In the 12thc. and 13thc. the N doorway had been protected by a porch. Repairs to this are mentioned in the Dunstable Annals of 1289. It is possible that the porch was removed not long before the doorway was blocked as the deterioration of the surviving capitals is not particularly advanced. But this could be owing to the doorway being in a less exposed position than the W front, where the carvings are in a much poorer state.

The deterioration of the carved stonework on the exterior of the church has accelerated in the course of the last century, probably owing to the effects of airbourne pollutants in rainwater. Totternhoe Stone, the fine, soft, pale grey limestone which was used for all the 12thc. sculpture does not weather well under any circumstances.

We are grateful to Hugh Garrod for his information about the local traditions regarding the font.

J. Britton, Architectural Antiquities of Great Britain I, London, 1807.
J. Carter, Ancient Architecture of England, 1795–1814
Domesday Book: Bedfordshire, Ed. J. Morris, Chichester, 1977, 1, 2 (note).
T. Fisher, Collections, Historical, Genealogical and Topographical for Bedfordshire, London, 1812–1836.
J. A. Franklin, 'Augustinian architecture in the twelfth century : the context for Carlisle'. In M. McCarthy; D. Weston, (eds), Carlisle and Cumbria : Roman and Medieval Architecture, Art and Archaeology, British Archaeological Association, Conference Transactions, 27. Leeds: BAA, 2004, 73-88.

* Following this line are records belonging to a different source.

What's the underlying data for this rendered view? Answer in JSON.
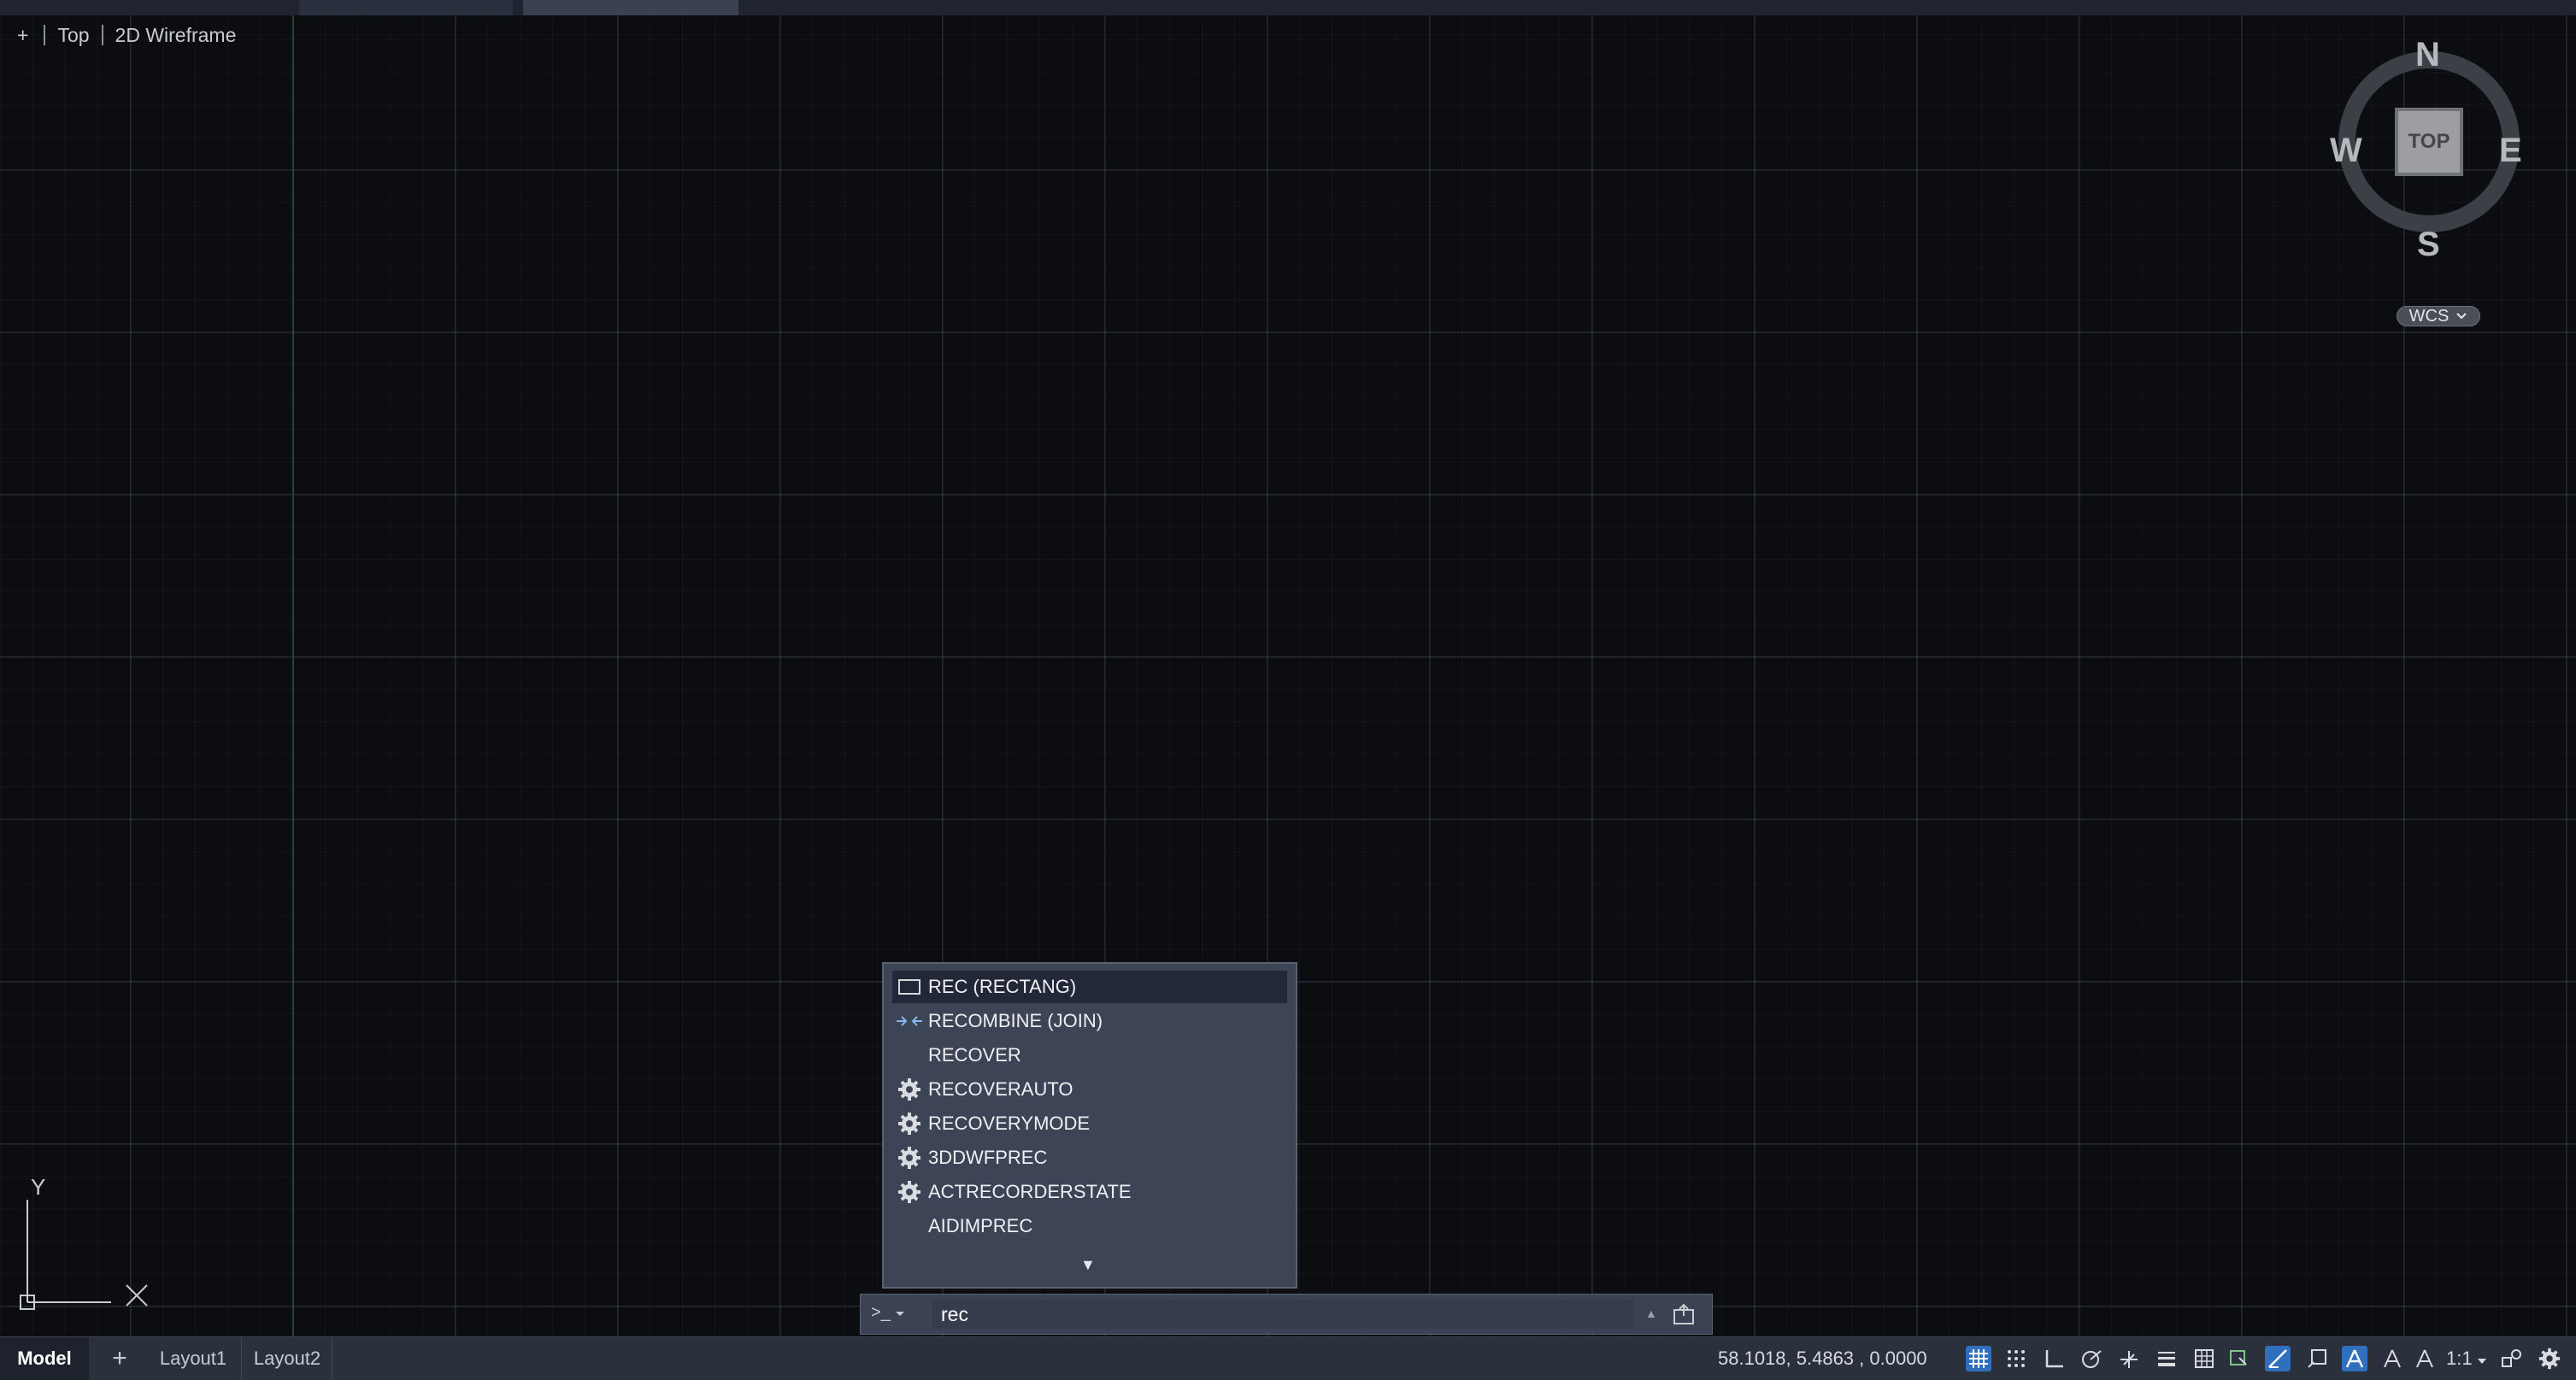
{
  "viewport": {
    "plus": "+",
    "view": "Top",
    "visual_style": "2D Wireframe"
  },
  "viewcube": {
    "face": "TOP",
    "north": "N",
    "south": "S",
    "east": "E",
    "west": "W",
    "coordinate_system": "WCS"
  },
  "ucs": {
    "y_label": "Y"
  },
  "autocomplete": {
    "items": [
      {
        "label": "REC (RECTANG)",
        "icon": "rectangle-icon",
        "selected": true
      },
      {
        "label": "RECOMBINE (JOIN)",
        "icon": "join-icon",
        "selected": false
      },
      {
        "label": "RECOVER",
        "icon": "",
        "selected": false
      },
      {
        "label": "RECOVERAUTO",
        "icon": "gear-icon",
        "selected": false
      },
      {
        "label": "RECOVERYMODE",
        "icon": "gear-icon",
        "selected": false
      },
      {
        "label": "3DDWFPREC",
        "icon": "gear-icon",
        "selected": false
      },
      {
        "label": "ACTRECORDERSTATE",
        "icon": "gear-icon",
        "selected": false
      },
      {
        "label": "AIDIMPREC",
        "icon": "",
        "selected": false
      }
    ],
    "more": "▼"
  },
  "command_line": {
    "prompt": ">_",
    "value": "rec"
  },
  "layout_tabs": {
    "model": "Model",
    "add": "+",
    "layout1": "Layout1",
    "layout2": "Layout2"
  },
  "status_bar": {
    "coordinates": "58.1018,  5.4863  , 0.0000",
    "annotation_scale": "1:1"
  },
  "colors": {
    "canvas": "#0c0d11",
    "accent": "#2f6fbd",
    "dropdown": "#3c4456"
  }
}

T. Garton, 'The Transitional Sculpture of Jedburgh Abbey', in Romanesque and Gothic. Essays for George Zarnecki. London: Boydell Press, 1987, 69-81.
The Gentleman's Magazine 118, 1848, 529.

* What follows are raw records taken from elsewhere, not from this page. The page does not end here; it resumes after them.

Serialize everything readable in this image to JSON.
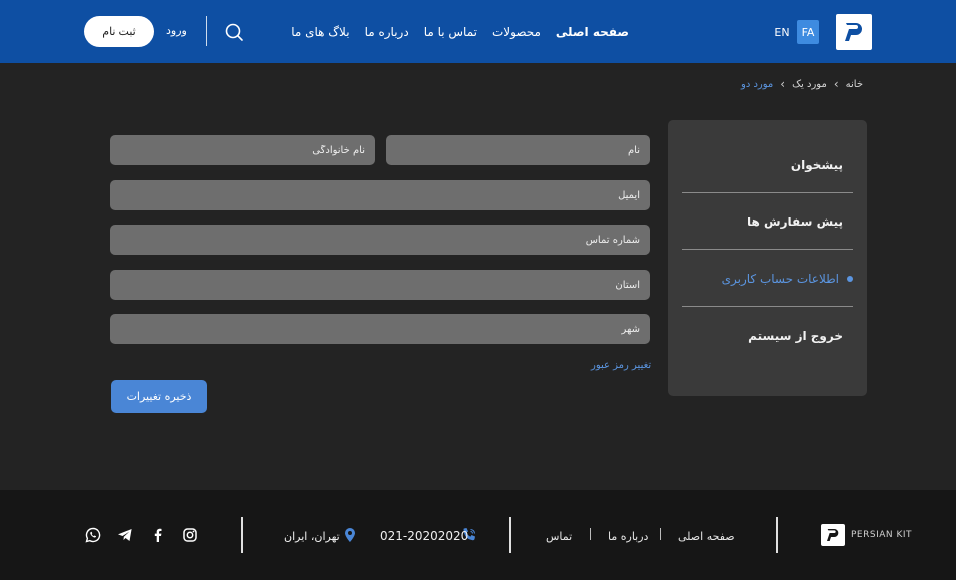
{
  "header": {
    "languages": {
      "fa": "FA",
      "en": "EN"
    },
    "nav": [
      {
        "label": "صفحه اصلی",
        "active": true
      },
      {
        "label": "محصولات",
        "active": false
      },
      {
        "label": "تماس با ما",
        "active": false
      },
      {
        "label": "درباره ما",
        "active": false
      },
      {
        "label": "بلاگ های ما",
        "active": false
      }
    ],
    "login_label": "ورود",
    "signup_label": "ثبت نام",
    "icons": {
      "search": "search-icon",
      "logo": "persian-kit-logo"
    }
  },
  "breadcrumb": [
    {
      "label": "خانه",
      "current": false
    },
    {
      "label": "مورد یک",
      "current": false
    },
    {
      "label": "مورد دو",
      "current": true
    }
  ],
  "sidebar": {
    "items": [
      {
        "label": "پیشخوان",
        "active": false
      },
      {
        "label": "پیش سفارش ها",
        "active": false
      },
      {
        "label": "اطلاعات حساب کاربری",
        "active": true
      },
      {
        "label": "خروج از سیستم",
        "active": false
      }
    ]
  },
  "form": {
    "first_name_placeholder": "نام",
    "last_name_placeholder": "نام خانوادگی",
    "email_placeholder": "ایمیل",
    "phone_placeholder": "شماره تماس",
    "province_placeholder": "استان",
    "city_placeholder": "شهر",
    "change_password_label": "تغییر رمز عبور",
    "save_label": "ذخیره تغییرات"
  },
  "footer": {
    "brand": "PERSIAN KIT",
    "links": [
      "صفحه اصلی",
      "درباره ما",
      "تماس"
    ],
    "phone": "021-20202020",
    "address": "تهران، ایران",
    "social_icons": [
      "instagram-icon",
      "facebook-icon",
      "telegram-icon",
      "whatsapp-icon"
    ]
  },
  "colors": {
    "header_bg": "#0e4fa3",
    "page_bg": "#232323",
    "accent": "#4a86d6",
    "sidebar_bg": "#3a3a3a",
    "input_bg": "#6e6e6e",
    "footer_bg": "#161616"
  }
}
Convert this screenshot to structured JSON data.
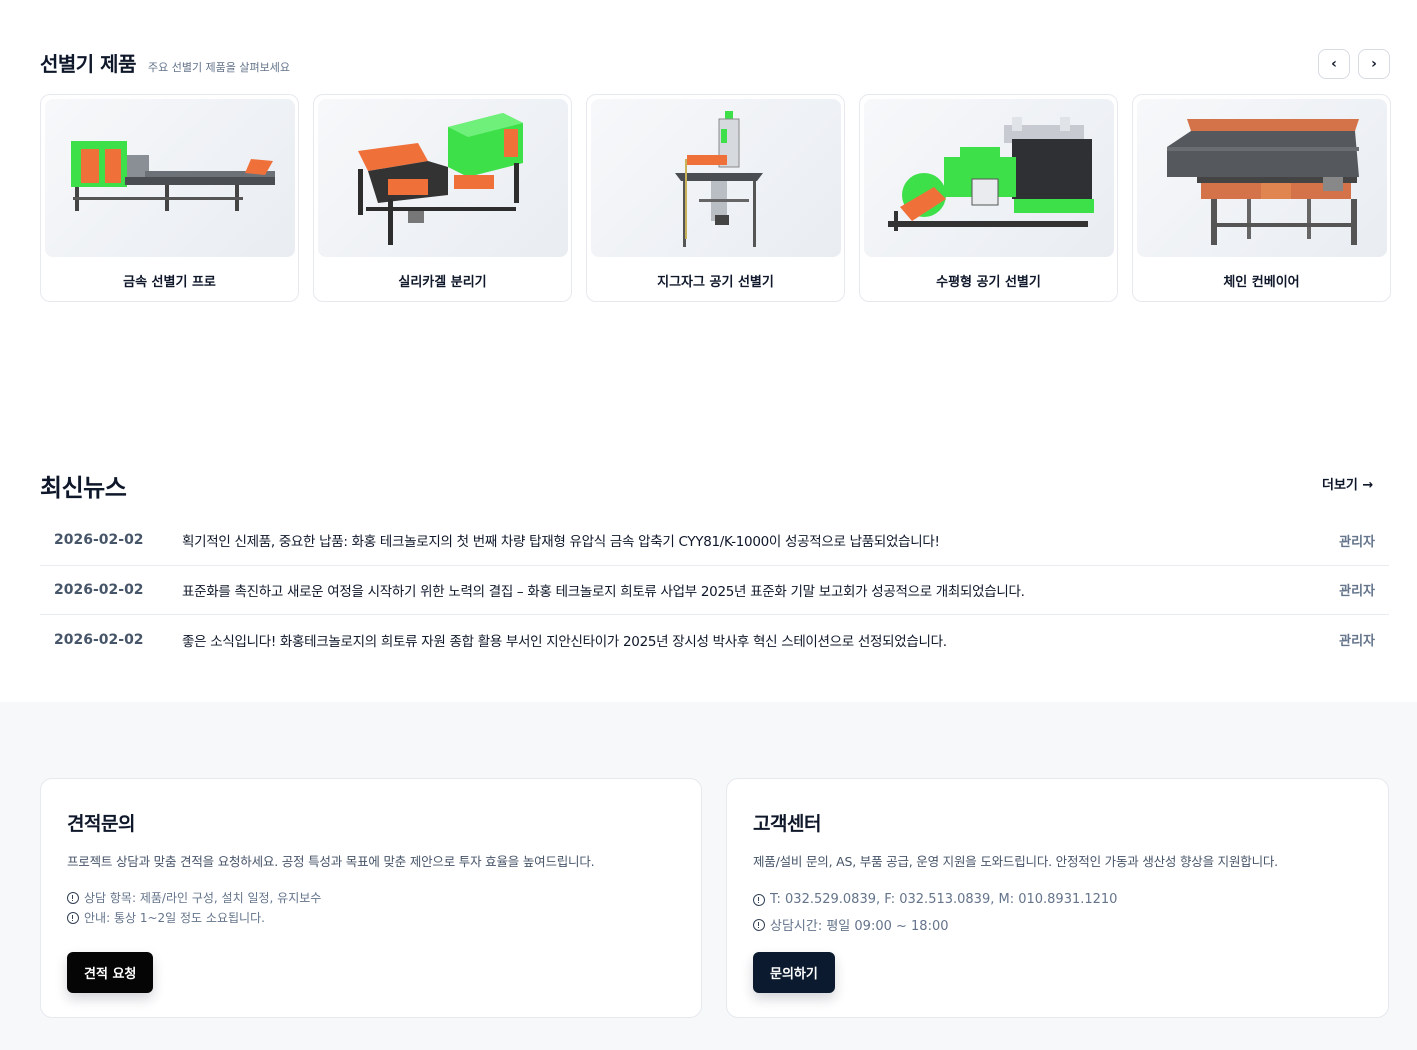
{
  "products": {
    "title": "선별기 제품",
    "subtitle": "주요 선별기 제품을 살펴보세요",
    "prev_label": "‹",
    "next_label": "›",
    "items": [
      {
        "name": "금속 선별기 프로"
      },
      {
        "name": "실리카겔 분리기"
      },
      {
        "name": "지그자그 공기 선별기"
      },
      {
        "name": "수평형 공기 선별기"
      },
      {
        "name": "체인 컨베이어"
      }
    ]
  },
  "news": {
    "title": "최신뉴스",
    "more_label": "더보기 →",
    "rows": [
      {
        "date": "2026-02-02",
        "text": "획기적인 신제품, 중요한 납품: 화홍 테크놀로지의 첫 번째 차량 탑재형 유압식 금속 압축기 CYY81/K-1000이 성공적으로 납품되었습니다!",
        "author": "관리자"
      },
      {
        "date": "2026-02-02",
        "text": "표준화를 촉진하고 새로운 여정을 시작하기 위한 노력의 결집 – 화홍 테크놀로지 희토류 사업부 2025년 표준화 기말 보고회가 성공적으로 개최되었습니다.",
        "author": "관리자"
      },
      {
        "date": "2026-02-02",
        "text": "좋은 소식입니다! 화홍테크놀로지의 희토류 자원 종합 활용 부서인 지안신타이가 2025년 장시성 박사후 혁신 스테이션으로 선정되었습니다.",
        "author": "관리자"
      }
    ]
  },
  "quote": {
    "title": "견적문의",
    "desc": "프로젝트 상담과 맞춤 견적을 요청하세요. 공정 특성과 목표에 맞춘 제안으로 투자 효율을 높여드립니다.",
    "info": [
      "상담 항목: 제품/라인 구성, 설치 일정, 유지보수",
      "안내: 통상 1~2일 정도 소요됩니다."
    ],
    "button": "견적 요청"
  },
  "support": {
    "title": "고객센터",
    "desc": "제품/설비 문의, AS, 부품 공급, 운영 지원을 도와드립니다. 안정적인 가동과 생산성 향상을 지원합니다.",
    "info": [
      "T: 032.529.0839, F: 032.513.0839, M: 010.8931.1210",
      "상담시간: 평일 09:00 ~ 18:00"
    ],
    "button": "문의하기"
  },
  "colors": {
    "accent_green": "#3ee04a",
    "accent_orange": "#f0703a",
    "machine_dark": "#3a3a3a",
    "navy": "#0b1a2e"
  }
}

R. Halsey, 'Proceedings of the Summer Meeting of the Royal Archaeological Institute at Bedford in 1982: Dunstable Priory', The Archaeological Journal,1982, 139, 46–47.
J. J. Hitchcock 'Excavations around Dunstable Priory, 1948 - 1992' Manshead Magazine, 33, 1993, 2-3.
Lincolnshire Archives Office: Diocesan records. Fac. 3/25
D. Lyson, S. Lyson, Magna Britannia 1:1, London, 1813, (plan and illustration of nave arcades)
N. Pevsner, The Buildings of England, Bedfordshire and the County of Huntingdon and Peterborough, London, 1968, 75.
W. G. Smith, 'Notes on (1) The old belfry doors at the Church of St, Peter, Dunstable; (2) The Sanctus Bell at the Church of St, Peter, Dunstable; (3) Rockery with sculptured stones at Dunstable; (4) The stone screen in the Priory Church of St, Peter, Dunstable.', Proceedings of the Society of Antiquaries of London 23, London, 1910, 151-157.
W. G. Smith, Dunstable: Its History and Surroundings, London, 1904, 71-83.
The Builder, September 26 1900.
M. Thurlby 'Fluted and Chalice-Shaped: The Aylesbury Group of Fonts', Country Life, January 28 1982, 228-29.
M. Thurlby, 'The Place of St Albans in Regional Sculpture and Architecture in the Second Half of the Twelfth Century'. In M. Henig; P. Lindley (eds), British Archaeological Association Conference Transactions 24, Leeds: BAA, 2001, 162-175.
The Victoria County History: A History of the County of Bedford. 3, 1912, 349-368.
G. Zarnecki. 'The West Doorway of the Temple Church in London', Beiträge zur Kunst des Mittlealters, Festschrift für Hans Wentzel zum 60 Geburtstag. Berlin, 1975. 246-53. reprinted in Studies in Romanesque Sculpture, 1979. London: Pindar Press. 245-253.